Copy all of the data below without altering a single line.

*** Records for the task Section Begins ***

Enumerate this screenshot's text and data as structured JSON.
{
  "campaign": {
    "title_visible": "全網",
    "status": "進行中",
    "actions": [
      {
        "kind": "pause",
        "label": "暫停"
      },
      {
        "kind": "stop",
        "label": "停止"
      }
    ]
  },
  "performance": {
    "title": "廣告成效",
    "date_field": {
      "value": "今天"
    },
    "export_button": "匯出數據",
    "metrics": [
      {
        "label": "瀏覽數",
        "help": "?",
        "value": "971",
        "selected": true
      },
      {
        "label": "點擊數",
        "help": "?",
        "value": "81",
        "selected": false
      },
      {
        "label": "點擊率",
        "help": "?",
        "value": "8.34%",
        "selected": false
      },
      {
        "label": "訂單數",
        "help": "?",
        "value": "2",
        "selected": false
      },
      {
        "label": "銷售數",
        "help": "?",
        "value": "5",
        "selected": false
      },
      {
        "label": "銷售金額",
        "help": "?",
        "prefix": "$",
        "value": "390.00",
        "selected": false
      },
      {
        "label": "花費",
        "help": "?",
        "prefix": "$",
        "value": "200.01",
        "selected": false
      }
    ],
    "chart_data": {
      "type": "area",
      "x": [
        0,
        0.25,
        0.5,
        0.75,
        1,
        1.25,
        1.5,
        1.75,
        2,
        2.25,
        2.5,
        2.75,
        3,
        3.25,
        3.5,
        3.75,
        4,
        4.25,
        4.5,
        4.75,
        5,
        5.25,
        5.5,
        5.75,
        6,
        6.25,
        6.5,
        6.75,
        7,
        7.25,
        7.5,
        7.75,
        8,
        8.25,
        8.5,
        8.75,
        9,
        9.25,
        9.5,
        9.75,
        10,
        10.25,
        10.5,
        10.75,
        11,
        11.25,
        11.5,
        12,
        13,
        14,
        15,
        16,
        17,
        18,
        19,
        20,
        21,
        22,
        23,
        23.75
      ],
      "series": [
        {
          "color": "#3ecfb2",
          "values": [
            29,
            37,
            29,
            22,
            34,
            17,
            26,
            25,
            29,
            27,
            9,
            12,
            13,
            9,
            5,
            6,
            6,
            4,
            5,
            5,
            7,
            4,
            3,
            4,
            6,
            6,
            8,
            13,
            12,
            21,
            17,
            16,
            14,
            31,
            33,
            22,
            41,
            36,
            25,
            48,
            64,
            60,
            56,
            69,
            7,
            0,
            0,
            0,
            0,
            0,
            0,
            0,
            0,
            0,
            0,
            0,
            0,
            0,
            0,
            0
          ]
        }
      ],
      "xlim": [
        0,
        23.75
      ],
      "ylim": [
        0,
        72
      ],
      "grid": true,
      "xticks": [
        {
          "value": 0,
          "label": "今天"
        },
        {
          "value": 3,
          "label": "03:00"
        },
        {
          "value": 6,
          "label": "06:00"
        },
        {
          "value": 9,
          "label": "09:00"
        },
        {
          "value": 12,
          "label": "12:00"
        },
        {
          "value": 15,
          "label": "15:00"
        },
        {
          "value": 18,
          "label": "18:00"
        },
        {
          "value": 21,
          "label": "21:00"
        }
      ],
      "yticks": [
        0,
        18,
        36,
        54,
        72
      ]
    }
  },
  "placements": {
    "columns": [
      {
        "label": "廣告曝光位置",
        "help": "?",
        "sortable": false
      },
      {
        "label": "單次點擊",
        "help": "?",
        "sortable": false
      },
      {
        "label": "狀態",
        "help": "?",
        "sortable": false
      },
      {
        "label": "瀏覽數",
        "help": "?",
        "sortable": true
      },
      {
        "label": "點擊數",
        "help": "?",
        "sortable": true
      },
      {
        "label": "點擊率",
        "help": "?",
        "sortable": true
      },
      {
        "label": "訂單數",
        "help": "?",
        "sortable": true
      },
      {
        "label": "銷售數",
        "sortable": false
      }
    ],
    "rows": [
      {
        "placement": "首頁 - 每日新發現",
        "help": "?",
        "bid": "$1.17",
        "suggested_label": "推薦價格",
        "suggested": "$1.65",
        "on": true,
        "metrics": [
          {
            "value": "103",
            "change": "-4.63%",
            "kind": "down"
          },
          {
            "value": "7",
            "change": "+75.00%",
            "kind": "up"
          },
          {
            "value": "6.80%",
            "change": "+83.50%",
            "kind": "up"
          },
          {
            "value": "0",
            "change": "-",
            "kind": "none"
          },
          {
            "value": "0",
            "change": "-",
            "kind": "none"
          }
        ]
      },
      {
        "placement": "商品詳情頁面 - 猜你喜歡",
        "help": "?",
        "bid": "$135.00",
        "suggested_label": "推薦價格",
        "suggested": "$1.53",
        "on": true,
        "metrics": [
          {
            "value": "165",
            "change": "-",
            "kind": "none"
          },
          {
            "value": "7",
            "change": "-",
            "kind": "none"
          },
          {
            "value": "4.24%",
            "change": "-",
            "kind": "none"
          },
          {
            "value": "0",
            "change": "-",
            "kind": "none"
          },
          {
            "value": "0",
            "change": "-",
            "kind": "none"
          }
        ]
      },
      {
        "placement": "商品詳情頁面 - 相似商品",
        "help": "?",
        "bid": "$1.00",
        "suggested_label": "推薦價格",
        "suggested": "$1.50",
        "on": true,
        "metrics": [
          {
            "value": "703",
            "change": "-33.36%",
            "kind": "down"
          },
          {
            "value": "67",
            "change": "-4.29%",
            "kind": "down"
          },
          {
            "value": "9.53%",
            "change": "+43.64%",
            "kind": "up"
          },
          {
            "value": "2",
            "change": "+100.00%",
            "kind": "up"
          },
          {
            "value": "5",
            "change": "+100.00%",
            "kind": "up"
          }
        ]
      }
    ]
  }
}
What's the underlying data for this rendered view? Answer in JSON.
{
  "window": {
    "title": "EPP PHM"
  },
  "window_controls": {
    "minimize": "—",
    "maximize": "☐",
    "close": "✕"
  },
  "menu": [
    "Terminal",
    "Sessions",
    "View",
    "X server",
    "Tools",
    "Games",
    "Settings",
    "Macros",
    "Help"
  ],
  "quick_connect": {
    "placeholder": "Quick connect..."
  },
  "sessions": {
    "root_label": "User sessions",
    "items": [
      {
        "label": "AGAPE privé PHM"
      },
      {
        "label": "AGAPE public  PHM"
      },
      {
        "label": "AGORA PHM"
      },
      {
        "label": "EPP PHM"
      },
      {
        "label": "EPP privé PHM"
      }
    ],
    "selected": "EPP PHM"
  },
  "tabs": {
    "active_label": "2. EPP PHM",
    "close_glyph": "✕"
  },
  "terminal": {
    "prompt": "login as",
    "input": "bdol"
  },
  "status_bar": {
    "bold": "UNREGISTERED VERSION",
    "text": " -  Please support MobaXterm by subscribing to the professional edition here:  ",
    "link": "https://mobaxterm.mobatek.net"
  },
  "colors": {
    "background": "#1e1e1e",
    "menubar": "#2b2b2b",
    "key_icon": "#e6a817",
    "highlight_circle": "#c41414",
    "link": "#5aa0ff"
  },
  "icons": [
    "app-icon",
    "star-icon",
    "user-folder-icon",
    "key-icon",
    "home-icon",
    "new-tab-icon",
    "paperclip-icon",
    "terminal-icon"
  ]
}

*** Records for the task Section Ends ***

* _Response box_:
Enumerate this screenshot's text and data as structured JSON.
{
  "campaign": {
    "title_visible": "全網",
    "status": "進行中",
    "actions": [
      {
        "kind": "pause",
        "label": "暫停"
      },
      {
        "kind": "stop",
        "label": "停止"
      }
    ]
  },
  "performance": {
    "title": "廣告成效",
    "date_field": {
      "value": "今天"
    },
    "export_button": "匯出數據",
    "metrics": [
      {
        "label": "瀏覽數",
        "help": "?",
        "value": "971",
        "selected": true
      },
      {
        "label": "點擊數",
        "help": "?",
        "value": "81",
        "selected": false
      },
      {
        "label": "點擊率",
        "help": "?",
        "value": "8.34%",
        "selected": false
      },
      {
        "label": "訂單數",
        "help": "?",
        "value": "2",
        "selected": false
      },
      {
        "label": "銷售數",
        "help": "?",
        "value": "5",
        "selected": false
      },
      {
        "label": "銷售金額",
        "help": "?",
        "prefix": "$",
        "value": "390.00",
        "selected": false
      },
      {
        "label": "花費",
        "help": "?",
        "prefix": "$",
        "value": "200.01",
        "selected": false
      }
    ],
    "chart_data": {
      "type": "area",
      "x": [
        0,
        0.25,
        0.5,
        0.75,
        1,
        1.25,
        1.5,
        1.75,
        2,
        2.25,
        2.5,
        2.75,
        3,
        3.25,
        3.5,
        3.75,
        4,
        4.25,
        4.5,
        4.75,
        5,
        5.25,
        5.5,
        5.75,
        6,
        6.25,
        6.5,
        6.75,
        7,
        7.25,
        7.5,
        7.75,
        8,
        8.25,
        8.5,
        8.75,
        9,
        9.25,
        9.5,
        9.75,
        10,
        10.25,
        10.5,
        10.75,
        11,
        11.25,
        11.5,
        12,
        13,
        14,
        15,
        16,
        17,
        18,
        19,
        20,
        21,
        22,
        23,
        23.75
      ],
      "series": [
        {
          "color": "#3ecfb2",
          "values": [
            29,
            37,
            29,
            22,
            34,
            17,
            26,
            25,
            29,
            27,
            9,
            12,
            13,
            9,
            5,
            6,
            6,
            4,
            5,
            5,
            7,
            4,
            3,
            4,
            6,
            6,
            8,
            13,
            12,
            21,
            17,
            16,
            14,
            31,
            33,
            22,
            41,
            36,
            25,
            48,
            64,
            60,
            56,
            69,
            7,
            0,
            0,
            0,
            0,
            0,
            0,
            0,
            0,
            0,
            0,
            0,
            0,
            0,
            0,
            0
          ]
        }
      ],
      "xlim": [
        0,
        23.75
      ],
      "ylim": [
        0,
        72
      ],
      "grid": true,
      "xticks": [
        {
          "value": 0,
          "label": "今天"
        },
        {
          "value": 3,
          "label": "03:00"
        },
        {
          "value": 6,
          "label": "06:00"
        },
        {
          "value": 9,
          "label": "09:00"
        },
        {
          "value": 12,
          "label": "12:00"
        },
        {
          "value": 15,
          "label": "15:00"
        },
        {
          "value": 18,
          "label": "18:00"
        },
        {
          "value": 21,
          "label": "21:00"
        }
      ],
      "yticks": [
        0,
        18,
        36,
        54,
        72
      ]
    }
  },
  "placements": {
    "columns": [
      {
        "label": "廣告曝光位置",
        "help": "?",
        "sortable": false
      },
      {
        "label": "單次點擊",
        "help": "?",
        "sortable": false
      },
      {
        "label": "狀態",
        "help": "?",
        "sortable": false
      },
      {
        "label": "瀏覽數",
        "help": "?",
        "sortable": true
      },
      {
        "label": "點擊數",
        "help": "?",
        "sortable": true
      },
      {
        "label": "點擊率",
        "help": "?",
        "sortable": true
      },
      {
        "label": "訂單數",
        "help": "?",
        "sortable": true
      },
      {
        "label": "銷售數",
        "sortable": false
      }
    ],
    "rows": [
      {
        "placement": "首頁 - 每日新發現",
        "help": "?",
        "bid": "$1.17",
        "suggested_label": "推薦價格",
        "suggested": "$1.65",
        "on": true,
        "metrics": [
          {
            "value": "103",
            "change": "-4.63%",
            "kind": "down"
          },
          {
            "value": "7",
            "change": "+75.00%",
            "kind": "up"
          },
          {
            "value": "6.80%",
            "change": "+83.50%",
            "kind": "up"
          },
          {
            "value": "0",
            "change": "-",
            "kind": "none"
          },
          {
            "value": "0",
            "change": "-",
            "kind": "none"
          }
        ]
      },
      {
        "placement": "商品詳情頁面 - 猜你喜歡",
        "help": "?",
        "bid": "$135.00",
        "suggested_label": "推薦價格",
        "suggested": "$1.53",
        "on": true,
        "metrics": [
          {
            "value": "165",
            "change": "-",
            "kind": "none"
          },
          {
            "value": "7",
            "change": "-",
            "kind": "none"
          },
          {
            "value": "4.24%",
            "change": "-",
            "kind": "none"
          },
          {
            "value": "0",
            "change": "-",
            "kind": "none"
          },
          {
            "value": "0",
            "change": "-",
            "kind": "none"
          }
        ]
      },
      {
        "placement": "商品詳情頁面 - 相似商品",
        "help": "?",
        "bid": "$1.00",
        "suggested_label": "推薦價格",
        "suggested": "$1.50",
        "on": true,
        "metrics": [
          {
            "value": "703",
            "change": "-33.36%",
            "kind": "down"
          },
          {
            "value": "67",
            "change": "-4.29%",
            "kind": "down"
          },
          {
            "value": "9.53%",
            "change": "+43.64%",
            "kind": "up"
          },
          {
            "value": "2",
            "change": "+100.00%",
            "kind": "up"
          },
          {
            "value": "5",
            "change": "+100.00%",
            "kind": "up"
          }
        ]
      }
    ]
  }
}
What's the underlying data for this rendered view? Answer in JSON.
{
  "window": {
    "title": "EPP PHM"
  },
  "window_controls": {
    "minimize": "—",
    "maximize": "☐",
    "close": "✕"
  },
  "menu": [
    "Terminal",
    "Sessions",
    "View",
    "X server",
    "Tools",
    "Games",
    "Settings",
    "Macros",
    "Help"
  ],
  "quick_connect": {
    "placeholder": "Quick connect..."
  },
  "sessions": {
    "root_label": "User sessions",
    "items": [
      {
        "label": "AGAPE privé PHM"
      },
      {
        "label": "AGAPE public  PHM"
      },
      {
        "label": "AGORA PHM"
      },
      {
        "label": "EPP PHM"
      },
      {
        "label": "EPP privé PHM"
      }
    ],
    "selected": "EPP PHM"
  },
  "tabs": {
    "active_label": "2. EPP PHM",
    "close_glyph": "✕"
  },
  "terminal": {
    "prompt": "login as",
    "input": "bdol"
  },
  "status_bar": {
    "bold": "UNREGISTERED VERSION",
    "text": " -  Please support MobaXterm by subscribing to the professional edition here:  ",
    "link": "https://mobaxterm.mobatek.net"
  },
  "colors": {
    "background": "#1e1e1e",
    "menubar": "#2b2b2b",
    "key_icon": "#e6a817",
    "highlight_circle": "#c41414",
    "link": "#5aa0ff"
  },
  "icons": [
    "app-icon",
    "star-icon",
    "user-folder-icon",
    "key-icon",
    "home-icon",
    "new-tab-icon",
    "paperclip-icon",
    "terminal-icon"
  ]
}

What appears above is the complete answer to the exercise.